▶ What you will do
Your response should reproduce every line of the entries that contains the word "amount".

##############################

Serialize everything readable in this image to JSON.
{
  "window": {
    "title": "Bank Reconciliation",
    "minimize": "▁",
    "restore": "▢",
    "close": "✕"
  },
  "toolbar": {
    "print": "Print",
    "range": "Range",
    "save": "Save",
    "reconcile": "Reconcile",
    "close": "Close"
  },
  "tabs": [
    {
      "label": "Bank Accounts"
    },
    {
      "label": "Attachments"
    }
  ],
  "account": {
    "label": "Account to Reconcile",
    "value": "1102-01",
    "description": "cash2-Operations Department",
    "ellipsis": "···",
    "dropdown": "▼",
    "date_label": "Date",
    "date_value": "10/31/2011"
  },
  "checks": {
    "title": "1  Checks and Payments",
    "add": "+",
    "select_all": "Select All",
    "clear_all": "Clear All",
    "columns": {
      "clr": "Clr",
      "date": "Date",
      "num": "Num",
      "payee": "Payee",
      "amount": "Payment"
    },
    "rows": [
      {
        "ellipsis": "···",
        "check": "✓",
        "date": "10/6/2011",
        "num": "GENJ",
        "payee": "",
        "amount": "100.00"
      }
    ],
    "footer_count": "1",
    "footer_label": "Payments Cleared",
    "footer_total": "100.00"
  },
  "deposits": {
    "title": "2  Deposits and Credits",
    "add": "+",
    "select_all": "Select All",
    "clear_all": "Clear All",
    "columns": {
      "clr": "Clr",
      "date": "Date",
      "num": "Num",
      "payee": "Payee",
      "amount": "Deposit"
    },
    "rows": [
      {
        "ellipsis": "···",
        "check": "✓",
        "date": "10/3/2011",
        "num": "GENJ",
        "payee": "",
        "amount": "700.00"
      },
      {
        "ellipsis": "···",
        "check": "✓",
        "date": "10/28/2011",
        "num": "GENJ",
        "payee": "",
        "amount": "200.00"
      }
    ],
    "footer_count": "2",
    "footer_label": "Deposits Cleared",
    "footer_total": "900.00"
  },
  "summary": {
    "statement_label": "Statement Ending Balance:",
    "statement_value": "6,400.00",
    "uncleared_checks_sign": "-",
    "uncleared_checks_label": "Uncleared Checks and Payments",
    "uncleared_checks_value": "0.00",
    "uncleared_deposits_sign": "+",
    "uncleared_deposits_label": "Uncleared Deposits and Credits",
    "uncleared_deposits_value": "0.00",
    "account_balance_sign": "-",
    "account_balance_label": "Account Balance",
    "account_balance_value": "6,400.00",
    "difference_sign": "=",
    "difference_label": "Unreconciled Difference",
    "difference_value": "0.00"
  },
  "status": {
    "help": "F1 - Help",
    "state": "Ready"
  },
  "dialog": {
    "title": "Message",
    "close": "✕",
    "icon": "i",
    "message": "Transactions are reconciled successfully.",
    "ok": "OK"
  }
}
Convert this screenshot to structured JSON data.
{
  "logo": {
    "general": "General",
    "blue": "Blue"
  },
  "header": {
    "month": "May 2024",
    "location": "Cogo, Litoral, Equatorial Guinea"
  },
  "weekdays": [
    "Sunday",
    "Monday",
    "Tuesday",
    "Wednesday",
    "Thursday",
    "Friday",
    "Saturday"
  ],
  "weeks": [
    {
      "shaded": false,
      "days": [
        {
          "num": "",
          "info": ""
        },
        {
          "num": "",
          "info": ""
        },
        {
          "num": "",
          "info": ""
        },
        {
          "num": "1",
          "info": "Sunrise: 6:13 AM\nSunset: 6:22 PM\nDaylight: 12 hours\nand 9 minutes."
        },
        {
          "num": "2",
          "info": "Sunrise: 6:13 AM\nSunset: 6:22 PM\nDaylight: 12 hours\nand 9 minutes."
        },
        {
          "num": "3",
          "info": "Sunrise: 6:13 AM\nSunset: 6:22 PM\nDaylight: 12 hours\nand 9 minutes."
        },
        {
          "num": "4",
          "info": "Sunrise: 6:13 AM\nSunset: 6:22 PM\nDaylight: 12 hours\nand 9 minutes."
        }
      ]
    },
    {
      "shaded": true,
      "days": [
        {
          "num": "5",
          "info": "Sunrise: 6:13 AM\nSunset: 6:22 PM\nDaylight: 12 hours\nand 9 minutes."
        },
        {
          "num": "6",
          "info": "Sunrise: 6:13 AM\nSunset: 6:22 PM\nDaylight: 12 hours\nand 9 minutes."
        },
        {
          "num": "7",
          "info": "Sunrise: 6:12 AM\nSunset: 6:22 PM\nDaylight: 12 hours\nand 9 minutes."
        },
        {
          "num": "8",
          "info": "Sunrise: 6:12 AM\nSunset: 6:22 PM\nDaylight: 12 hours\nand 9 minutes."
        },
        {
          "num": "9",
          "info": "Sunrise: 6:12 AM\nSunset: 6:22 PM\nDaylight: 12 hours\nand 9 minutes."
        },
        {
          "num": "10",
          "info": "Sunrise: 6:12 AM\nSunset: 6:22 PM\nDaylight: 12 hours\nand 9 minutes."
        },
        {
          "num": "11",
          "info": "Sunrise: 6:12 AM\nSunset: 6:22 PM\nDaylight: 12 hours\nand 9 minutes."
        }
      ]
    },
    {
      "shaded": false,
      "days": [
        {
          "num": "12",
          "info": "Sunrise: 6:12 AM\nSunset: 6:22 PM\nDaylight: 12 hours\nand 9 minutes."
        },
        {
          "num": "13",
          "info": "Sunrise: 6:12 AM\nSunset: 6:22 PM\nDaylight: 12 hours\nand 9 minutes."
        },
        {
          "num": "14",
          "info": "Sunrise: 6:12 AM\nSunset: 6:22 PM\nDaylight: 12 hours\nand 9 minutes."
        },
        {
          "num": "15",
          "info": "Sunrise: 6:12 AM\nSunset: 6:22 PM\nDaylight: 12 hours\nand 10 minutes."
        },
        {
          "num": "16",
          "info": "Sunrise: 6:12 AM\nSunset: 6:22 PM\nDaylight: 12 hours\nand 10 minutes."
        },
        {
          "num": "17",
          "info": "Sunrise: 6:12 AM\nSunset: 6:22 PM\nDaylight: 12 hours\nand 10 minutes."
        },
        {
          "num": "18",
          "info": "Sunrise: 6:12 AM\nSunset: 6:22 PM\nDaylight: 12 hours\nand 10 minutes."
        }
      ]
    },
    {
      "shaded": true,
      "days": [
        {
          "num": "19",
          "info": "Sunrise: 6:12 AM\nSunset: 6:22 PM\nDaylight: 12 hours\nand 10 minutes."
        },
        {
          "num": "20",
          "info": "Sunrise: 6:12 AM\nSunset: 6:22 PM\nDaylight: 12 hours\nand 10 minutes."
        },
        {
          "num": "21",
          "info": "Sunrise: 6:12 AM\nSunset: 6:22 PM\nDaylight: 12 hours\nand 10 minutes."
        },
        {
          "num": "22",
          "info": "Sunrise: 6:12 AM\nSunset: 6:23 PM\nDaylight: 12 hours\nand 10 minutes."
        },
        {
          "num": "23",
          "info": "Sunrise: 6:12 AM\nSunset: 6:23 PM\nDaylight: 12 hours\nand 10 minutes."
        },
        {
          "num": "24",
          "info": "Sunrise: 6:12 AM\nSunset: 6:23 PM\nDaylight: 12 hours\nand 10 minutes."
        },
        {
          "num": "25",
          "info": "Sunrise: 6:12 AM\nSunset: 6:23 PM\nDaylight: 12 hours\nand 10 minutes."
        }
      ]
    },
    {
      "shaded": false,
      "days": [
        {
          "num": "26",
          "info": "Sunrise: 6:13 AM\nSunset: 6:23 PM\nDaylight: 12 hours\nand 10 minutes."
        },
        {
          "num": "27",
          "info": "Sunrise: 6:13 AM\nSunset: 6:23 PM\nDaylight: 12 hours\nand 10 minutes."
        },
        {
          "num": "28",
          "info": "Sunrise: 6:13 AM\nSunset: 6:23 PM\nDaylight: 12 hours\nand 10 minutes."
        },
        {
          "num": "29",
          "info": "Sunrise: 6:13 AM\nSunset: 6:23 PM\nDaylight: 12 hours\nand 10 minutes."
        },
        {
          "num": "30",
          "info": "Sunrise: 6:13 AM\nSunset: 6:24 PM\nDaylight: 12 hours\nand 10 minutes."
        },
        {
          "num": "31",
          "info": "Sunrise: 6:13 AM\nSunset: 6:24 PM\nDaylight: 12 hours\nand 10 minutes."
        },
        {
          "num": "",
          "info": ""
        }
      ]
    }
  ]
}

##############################

▶ Solution to the exercise
      "amount": "Payment"
        "amount": "100.00"
      "amount": "Deposit"
        "amount": "700.00"
        "amount": "200.00"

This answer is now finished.